From the standpoint of a woman coming of age in the Boston Valley area of Western New York, ca. 1850.
Kaitlin Grady , Cello; FJ Ventre, Bass
My family came and settled down, year of thirty-four,
Homesteaded near Wyethstown, your father owned the store.
We played together, laughed and cried, since we were very young,
Over hill and meadowside, of golden-green we’d run.
And there was noone to say I’d regret the day
That the railroad come.
They built the railroad by us when you were twenty-two.
You quit your job at Wyeth’s farm to help them put it through.
In summer sun I’d watch you sink the steel into the ground,

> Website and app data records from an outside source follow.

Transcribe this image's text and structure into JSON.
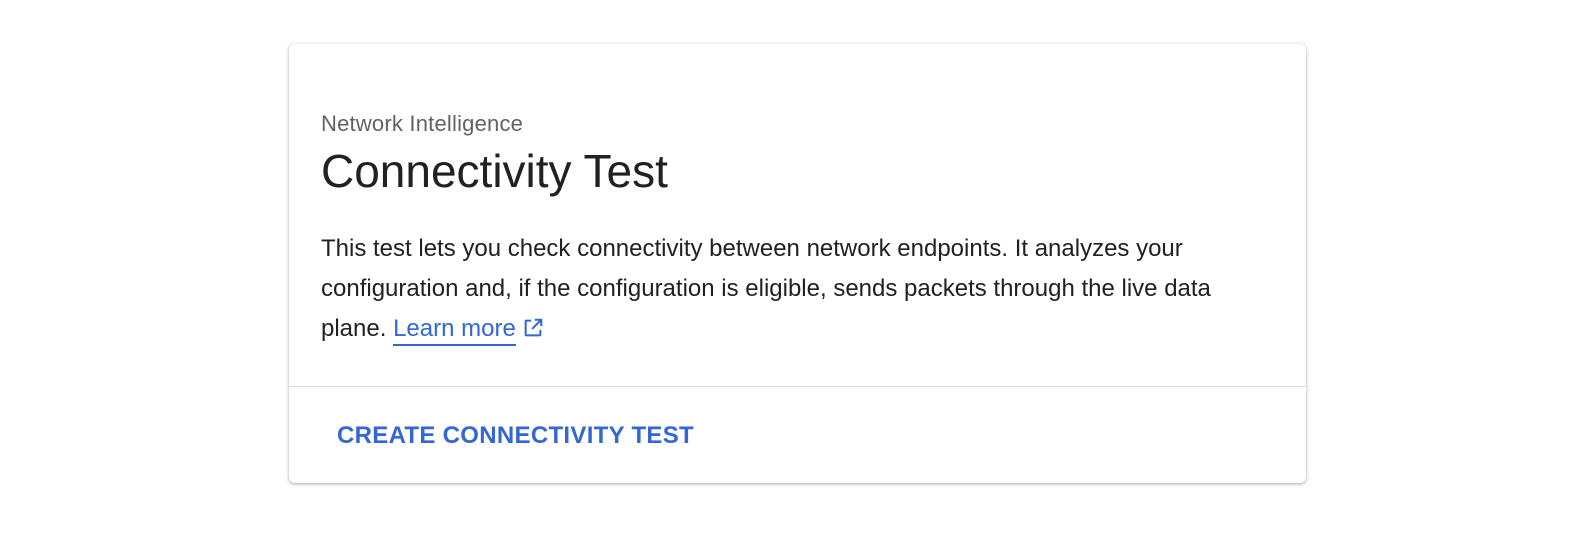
{
  "card": {
    "eyebrow": "Network Intelligence",
    "title": "Connectivity Test",
    "description": "This test lets you check connectivity between network endpoints. It analyzes your configuration and, if the configuration is eligible, sends packets through the live data plane.",
    "learn_more_label": "Learn more",
    "learn_more_icon": "open-in-new-icon",
    "action_label": "CREATE CONNECTIVITY TEST"
  },
  "colors": {
    "accent": "#3367d6",
    "text_primary": "#202124",
    "text_secondary": "#5f6368",
    "divider": "#dadce0"
  }
}
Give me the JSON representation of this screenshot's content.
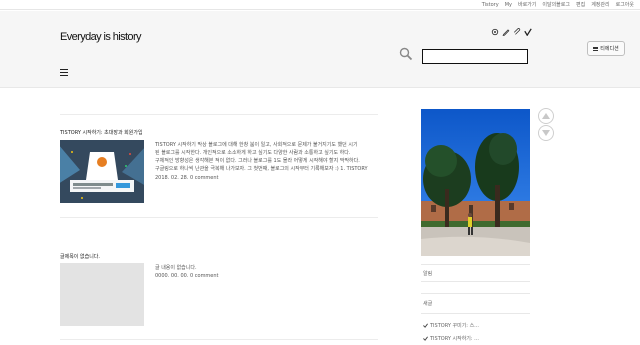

Then we’d walk together in the woods on the ridge above the town.
The summer that the railroad come, and I loved you.
Now Wyethstown is weathered-in, all blanketed with snow.
Alone I read your letter in the embers dyin’ glow.
I’ll wait a winter while you court your girls of quality
By sidewalk-light in New Orleans, and never think of me.
And I never thought, when the railroad come, you’d ever go.
Things aren’t much changed in Wyethstown since you left that day.
With six long summers come and gone there‘s little more to say.
But Sunday after church we cross the golden fields of hay
And climb the ridge above the town, to wait along the right of way,
For the white smoke comin’ risin’ in the sky,
Blue, as your son’s eyes followin’ the train, as it goes by.